Speakman: Well, that alone would put a lot of people off bidding right there. I’m thankful we’re so diversified as a firm, because we would just walk away from a job like that and go looking for some other project that’s a lot less drama and less brain damage.
In these economic times, it’s hard enough just making payroll and all that good stuff, let alone dealing with that kind of baloney.
Forstater: Going back to the Benner job, let’s say they select three bidders for the project, and each had come up with a $100,000 check. Let’s say one of them comes up with this extraordinary technological achievement that saves $10 million, so their bid came in $10 million under, while the other two guys are right on target.
State officials are going to give that information to the other guys to see if they can be more competitive. I think that gives you some idea of what’s going on in the market and how the market is reacting to the economic downturn.

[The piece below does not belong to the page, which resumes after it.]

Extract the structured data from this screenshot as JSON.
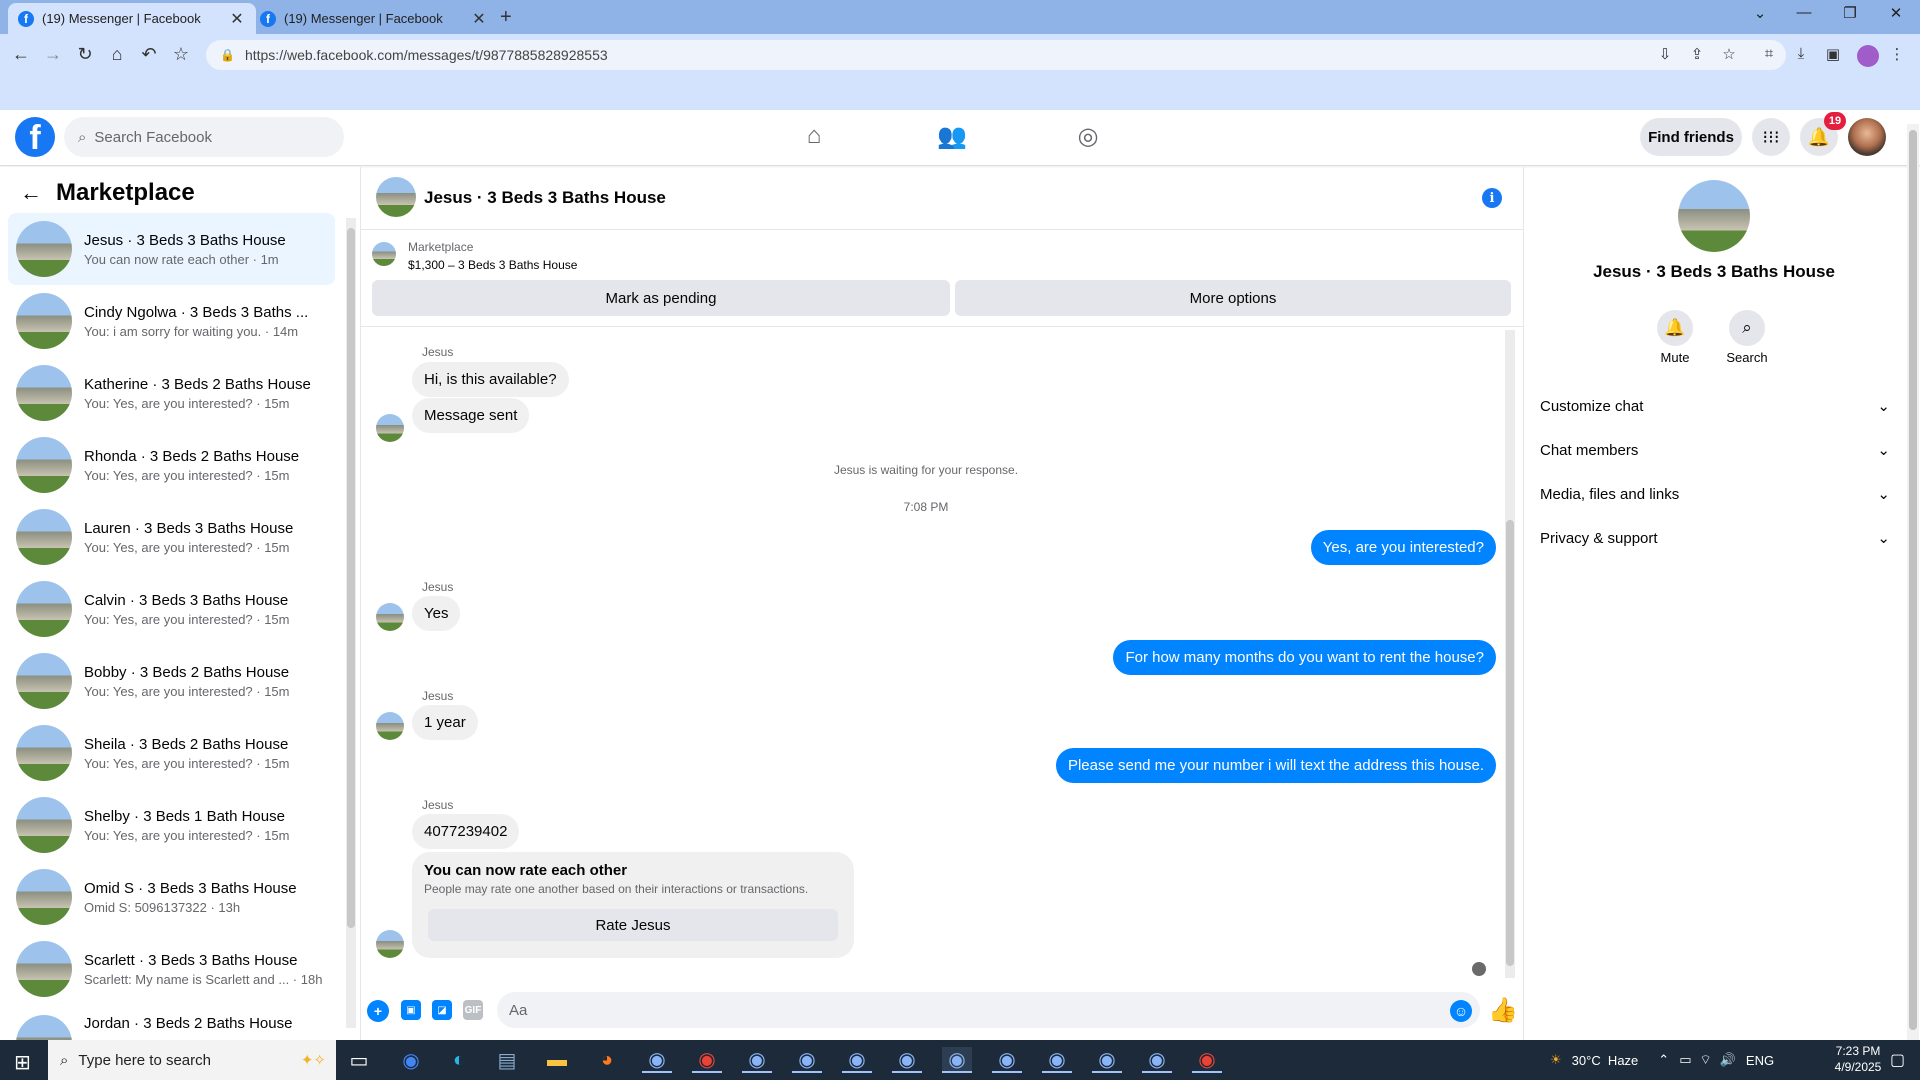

Speakman: I would hope that the purchasing agent on that project would have zero bids because we’ve seen this kind of cutthroat-type logic before. Unfortunately, the general contractor that takes that job is not worried about his costs. He will simply go through the layers of sub-contractors, taking the subcontractor who walks through the door and is willing to risk taking a bath on the job, losing his house or whatever over that project. This kind of practice is really an industry loser.

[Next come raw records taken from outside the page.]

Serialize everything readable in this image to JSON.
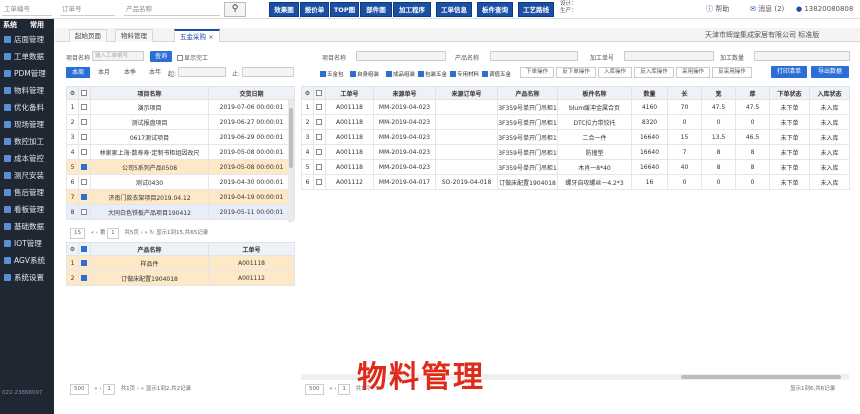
{
  "topbar": {
    "field_worknum": "工单编号",
    "field_ordernum": "订单号",
    "field_product": "产品名称",
    "search_icon": "search-icon",
    "menu": [
      "效果图",
      "报价单",
      "TOP图",
      "部件图",
      "加工程序",
      "工单信息",
      "板件查询",
      "工艺路线"
    ],
    "designer_label": "设计：",
    "produce_label": "生产：",
    "help": "帮助",
    "messages": "消息 (2)",
    "phone": "13820080808"
  },
  "sidebar": {
    "head_system": "系统",
    "head_common": "常用",
    "items": [
      "店面管理",
      "工单数据",
      "PDM管理",
      "物料管理",
      "优化备料",
      "现场管理",
      "数控加工",
      "成本管控",
      "测尺安装",
      "售后管理",
      "看板管理",
      "基础数据",
      "IOT管理",
      "AGV系统",
      "系统设置"
    ],
    "footer_phone": "022-23868097"
  },
  "tabs": [
    "起始页面",
    "物料管理",
    "五金采购"
  ],
  "company": "天津市辉煌集成家居有限公司   标准版",
  "left_filter": {
    "proj_label": "项目名称",
    "proj_placeholder": "输入工单编号",
    "query_btn": "查询",
    "show_done": "显示完工",
    "date_tabs": [
      "本周",
      "本月",
      "本季",
      "本年"
    ],
    "start_label": "起:",
    "end_label": "止:"
  },
  "left_table": {
    "headers": [
      "",
      "",
      "项目名称",
      "交货日期"
    ],
    "rows": [
      {
        "n": "1",
        "name": "演示项目",
        "date": "2019-07-06 00:00:01",
        "sel": false,
        "checked": false
      },
      {
        "n": "2",
        "name": "测试报盘项目",
        "date": "2019-06-27 00:00:01",
        "sel": false,
        "checked": false
      },
      {
        "n": "3",
        "name": "0617测试项目",
        "date": "2019-06-29 00:00:01",
        "sel": false,
        "checked": false
      },
      {
        "n": "4",
        "name": "林家家上海·数寿寿·定制书柜组因改尺",
        "date": "2019-05-08 00:00:01",
        "sel": false,
        "checked": false
      },
      {
        "n": "5",
        "name": "公司5系列产品0508",
        "date": "2019-05-08 00:00:01",
        "sel": true,
        "checked": true
      },
      {
        "n": "6",
        "name": "测试0430",
        "date": "2019-04-30 00:00:01",
        "sel": false,
        "checked": false
      },
      {
        "n": "7",
        "name": "济南门款衣架项目2019.04.12",
        "date": "2019-04-19 00:00:01",
        "sel": true,
        "checked": true
      },
      {
        "n": "8",
        "name": "大同白色铁板产品项目190412",
        "date": "2019-05-11 00:00:01",
        "sel": false,
        "checked": false,
        "hl": true
      }
    ],
    "pager": {
      "size": "15",
      "page_label": "第",
      "page": "1",
      "total_pages": "共5页",
      "summary": "显示1到15,共65记录"
    }
  },
  "left_sub_table": {
    "headers": [
      "",
      "",
      "产品名称",
      "工单号"
    ],
    "rows": [
      {
        "n": "1",
        "name": "样品件",
        "work": "A001118"
      },
      {
        "n": "2",
        "name": "订做床配置1904018",
        "work": "A001112"
      }
    ],
    "pager": {
      "size": "500",
      "page": "1",
      "total_pages": "共1页",
      "summary": "显示1到2,共2记录"
    }
  },
  "right_filter": {
    "project_label": "项目名称",
    "product_label": "产品名称",
    "work_label": "加工单号",
    "qty_label": "加工数量",
    "checks": [
      {
        "label": "五金包",
        "on": true
      },
      {
        "label": "自身组装",
        "on": true
      },
      {
        "label": "成品组装",
        "on": true
      },
      {
        "label": "包装五金",
        "on": true
      },
      {
        "label": "专用材料",
        "on": true
      },
      {
        "label": "调值五金",
        "on": true
      }
    ],
    "buttons": [
      "下单操作",
      "反下单操作",
      "入库操作",
      "反入库操作",
      "采用操作",
      "反采用操作"
    ],
    "print_btn": "打印清单",
    "export_btn": "导出数据"
  },
  "right_table": {
    "headers": [
      "",
      "",
      "工单号",
      "来源单号",
      "来源订单号",
      "产品名称",
      "板件名称",
      "数量",
      "长",
      "宽",
      "厚",
      "下单状态",
      "入库状态"
    ],
    "rows": [
      {
        "n": "1",
        "work": "A001118",
        "src": "MM-2019-04-023",
        "srco": "",
        "product": "3F359号单开门吊柜1",
        "part": "blum缓冲金属合页",
        "qty": "4160",
        "l": "70",
        "w": "47.5",
        "t": "47.5",
        "order": "未下单",
        "stock": "未入库"
      },
      {
        "n": "2",
        "work": "A001118",
        "src": "MM-2019-04-023",
        "srco": "",
        "product": "3F359号单开门吊柜1",
        "part": "DTC拉力带铰托",
        "qty": "8320",
        "l": "0",
        "w": "0",
        "t": "0",
        "order": "未下单",
        "stock": "未入库"
      },
      {
        "n": "3",
        "work": "A001118",
        "src": "MM-2019-04-023",
        "srco": "",
        "product": "3F359号单开门吊柜1",
        "part": "二合一件",
        "qty": "16640",
        "l": "15",
        "w": "13.5",
        "t": "46.5",
        "order": "未下单",
        "stock": "未入库"
      },
      {
        "n": "4",
        "work": "A001118",
        "src": "MM-2019-04-023",
        "srco": "",
        "product": "3F359号单开门吊柜1",
        "part": "防撞垫",
        "qty": "16640",
        "l": "7",
        "w": "8",
        "t": "8",
        "order": "未下单",
        "stock": "未入库"
      },
      {
        "n": "5",
        "work": "A001118",
        "src": "MM-2019-04-023",
        "srco": "",
        "product": "3F359号单开门吊柜1",
        "part": "木肖一8*40",
        "qty": "16640",
        "l": "40",
        "w": "8",
        "t": "8",
        "order": "未下单",
        "stock": "未入库"
      },
      {
        "n": "6",
        "work": "A001112",
        "src": "MM-2019-04-017",
        "srco": "SO-2019-04-018",
        "product": "订做床配置1904018",
        "part": "螺牙自攻螺丝一4.2*3",
        "qty": "16",
        "l": "0",
        "w": "0",
        "t": "0",
        "order": "未下单",
        "stock": "未入库"
      }
    ],
    "pager": {
      "size": "500",
      "page": "1",
      "total_pages": "共1页",
      "summary": "显示1到6,共6记录"
    }
  },
  "caption": "物料管理",
  "colors": {
    "accent": "#1a4fa3",
    "sidebar": "#1f2733",
    "selected_row": "#fde9c8",
    "caption": "#e02a1a"
  }
}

Easter: That’s absolutely right. When you have these projects, it’s going to cost so much that something has got to give. With security electronics, the more complex you make the specification you put out and expect the security electronics package to meet, the more money it’s going to be. So if you’re not expecting that, then don’t specify these complex integrated systems that are going to cost real money if they are going to be done right.
Forstater: A side note on the client in this Benner project: They specified non-IP cameras, but we found going analog was vastly more costly and less powerful. That’s really where the consultant should come in to say, “No, it’s going to cost you more here, but it will cost you less there.” There are no hard and fast rules with a lot of this integration of technologies. It really applies differently in different locations.

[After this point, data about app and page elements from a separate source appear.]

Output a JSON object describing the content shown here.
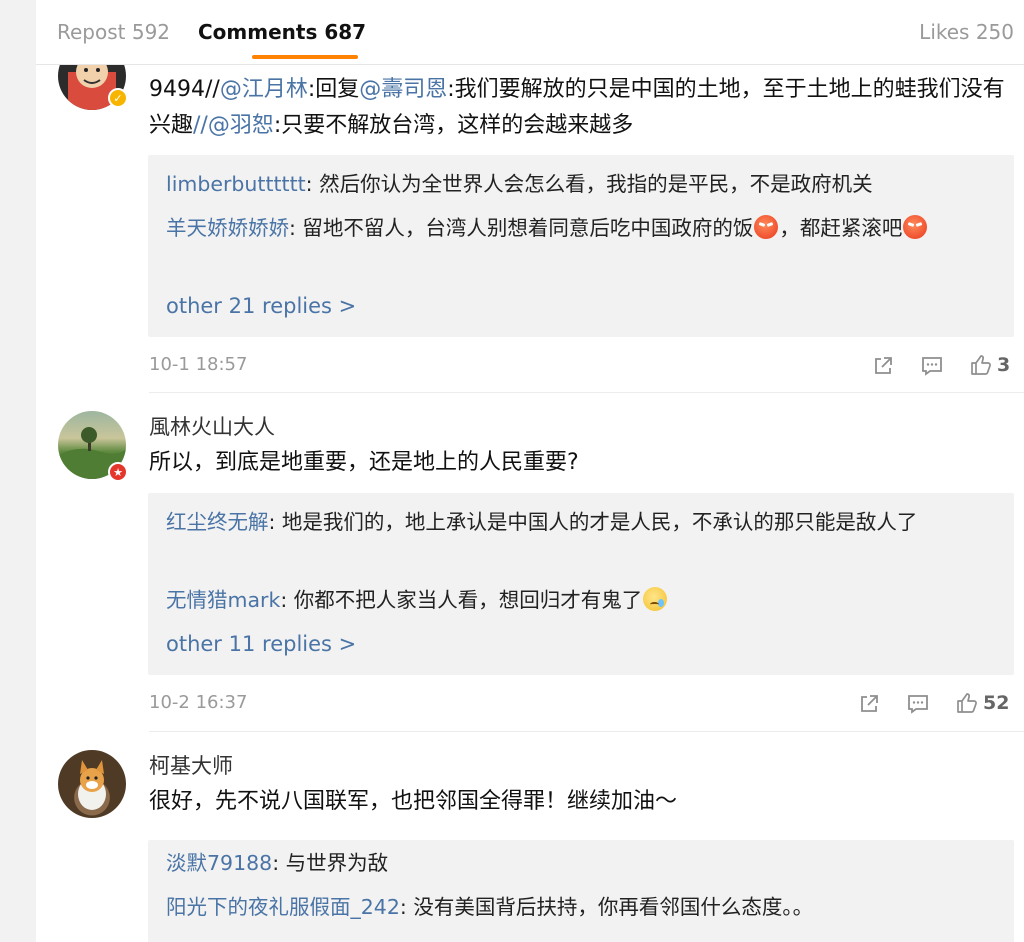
{
  "tabs": {
    "repost": "Repost 592",
    "comments": "Comments 687",
    "likes": "Likes 250"
  },
  "comments": [
    {
      "author": "",
      "text_parts": [
        {
          "t": "9494//",
          "mention": false
        },
        {
          "t": "@江月林",
          "mention": true
        },
        {
          "t": ":回复",
          "mention": false
        },
        {
          "t": "@壽司恩",
          "mention": true
        },
        {
          "t": ":我们要解放的只是中国的土地，至于土地上的蛙我们没有兴趣",
          "mention": false
        },
        {
          "t": "//@羽恕",
          "mention": true
        },
        {
          "t": ":只要不解放台湾，这样的会越来越多",
          "mention": false
        }
      ],
      "replies": [
        {
          "name": "limberbutttttt",
          "text": ": 然后你认为全世界人会怎么看，我指的是平民，不是政府机关"
        },
        {
          "name": "羊天娇娇娇娇",
          "text": ": 留地不留人，台湾人别想着同意后吃中国政府的饭"
        }
      ],
      "reply2_mid": "，都赶紧滚吧",
      "more": "other 21 replies >",
      "time": "10-1 18:57",
      "likes": "3"
    },
    {
      "author": "風林火山大人",
      "text": "所以，到底是地重要，还是地上的人民重要?",
      "replies": [
        {
          "name": "红尘终无解",
          "text": ": 地是我们的，地上承认是中国人的才是人民，不承认的那只能是敌人了"
        },
        {
          "name": "无情猎mark",
          "text": ": 你都不把人家当人看，想回归才有鬼了"
        }
      ],
      "more": "other 11 replies >",
      "time": "10-2 16:37",
      "likes": "52"
    },
    {
      "author": "柯基大师",
      "text": "很好，先不说八国联军，也把邻国全得罪！继续加油～",
      "replies": [
        {
          "name": "淡默79188",
          "text": ": 与世界为敌"
        },
        {
          "name": "阳光下的夜礼服假面_242",
          "text": ": 没有美国背后扶持，你再看邻国什么态度。。"
        }
      ]
    }
  ],
  "icons": {
    "share": "share-icon",
    "comment": "comment-icon",
    "like": "thumbs-up-icon",
    "emoji_angry": "angry-emoji-icon",
    "emoji_sad": "sad-tear-emoji-icon"
  },
  "colors": {
    "accent": "#ff8200",
    "link": "#4a74a6",
    "muted": "#9a9a9a",
    "reply_bg": "#f2f2f2"
  }
}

Easter: In terms of analog versus digital, and every other solution, it depends on the size of the site, whether it’s a state facility, county facility or federal facility, how it’s laid out in terms of lines of sight, and so forth, and, of course, what they want to accomplish.
Forstater: I think the point we’re all making here is that decisions are not being made on a clear basis, but rather on the basis of cost — as troubling as that may be — due to the situation government budgets are in right now. And unfortunately, they’re not always right.

What are the consequences for the owner of making decisions solely on the basis of price point?
Easter: Basically, the likelihood is that one or two years down the road, the thing is going to crash, or they’re going to have one problem after another.
In many cases, they will end up either put a Band-Aid on it and spend a lot of money on a service agreement, or they will rip the whole thing out after much less time than it should last. That’s what we’ve seen in facilities that are just six, seven, eight years old that should be working but aren’t. Often these facilities end up holding the bag, with no drawings — it’s the darnedest thing I’ve ever seen. They end up with no documentation, or very little, which makes it very hard to go in there and try to figure out what the previous guy left behind. So, you can see, in the end it’s a tough deal for the end user.
Speakman: This kind of practice creates additional exposure for the end user. Anytime you have construction conflicts, you are guaranteed to have owner issues downstream. The smoother the job goes for all parties — owner, consultant, contractor — the better the job will be for everyone through the life cycle of the facility.